"An abnormal heart rhythm, an HCM (hyper cardio myopy), these are like finding a needle in a haystack, but we find a lot of other things that could lead to a fatal arryhtmia that might not come up during a doctor's visit."

Nearly 90 percent of sudden cardiac deaths (SCD) in young athletes occur during or after athletic activities and hidden heart conditions are often the cause, according to RWJBarnabas Health. Children and teens also are more susceptible to concussions from sports, falls and accidents than adults because their brains are still developing. Proper preliminary cardiac and baseline concussion screenings can identify issues in the future.

When preliminary testing to identify serious cardiac problems is provided to young athletes, sudden cardiac arrest and tragic deaths may be avoided.

Until recently, concussion screenings were only available for young athletes ages 10 and above. ImPACT Pediatric is an iPad-based computerized test that is individually and easily administered.

Having a concussion baseline study (ImPACT) for a young athlete can help identify issues in the future. If an athlete is believed to have suffered a head injury, this screening test may be used to evaluate the severity of the head injury and determine when it is safe to return to play.

"Our pediatric cardiologist Dr. Donald Putman has been doing this a very long time," said Toto. "It has to be a significant change to actually pull an athlete out of a sport. We just want to rule out that there is something more serious going on. This program has never terminated anyone's sports career. We had follow-up care of injured athletes, but started with pre-screenings and raising awareness, doing 700 screenings a year.
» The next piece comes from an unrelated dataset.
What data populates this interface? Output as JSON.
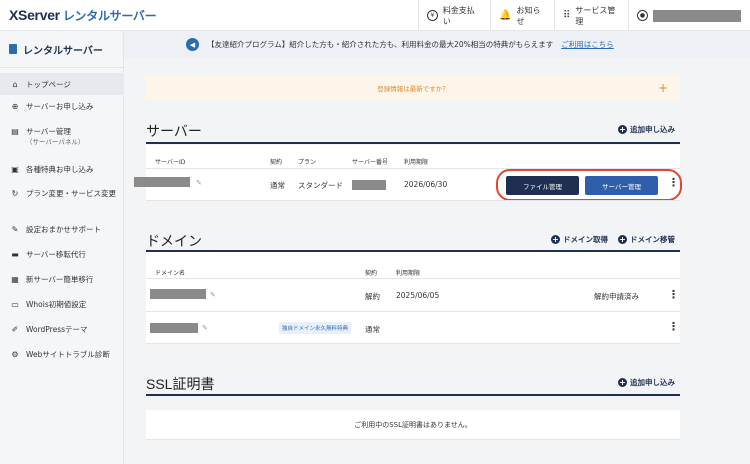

Now we're doing 5,000 or 6,000.

"We have adapted our protocols to be really elite. It's very important that the athlete and parent that the athlete returns to the field safely. We assess everything as thoroughly as possible so that they don't get reinjured. Our goal is to make sure they are 100 percent ready to return with confidence."

That last point is one that Toto emphasized, and one that may often be overlooked. Returning from an injury to participate in activities again requires not just a physical recovery, but a mental preparedness that entails going back out onto the field or the court without the attendant fear of a recurring injury or incident.

"With any injury, it starts to affect your mental game, especially if there is a re-injury," Toto said. "With the concussion program, we see 700 concussions a year. We are proud of our active recovery program.

"We are working with athletes as young as 5 years old. Across New Jersey, there is not a lot out there for pediatric concussions. Getting a young athlete on a treadmill 72 hours after injury is really cutting edge. If you allow your brain to be cocooned, you risk de-conditioning. When you work out, blood flow goes to your muscles.

"Cerebral blood flow goes down with a concussion anyway, and by de-training your body, you are lengthening the amount of time it takes your body to recover. We place these athletes in tracks they are either on the fast track or more of a modified or slow track if they have more severe symptoms."

Toto also stressed that intervening in a timely manner can also help the young athlete recover more quickly and get back to the activity he or she loves.

"Early intervention leads to earlier outcomes and better outcomes," Toto said. "By a week later, sometimes kids might jump from the slow track to the fast track because of the exercises they are doing. But they have to be compliant with what we are recommending, or else the recovery time might be delayed."

Families who are interested in having their kids screened can visit rwjbh.org/morahan or call (973) 322-7913 to find out about upcoming screenings and additional information.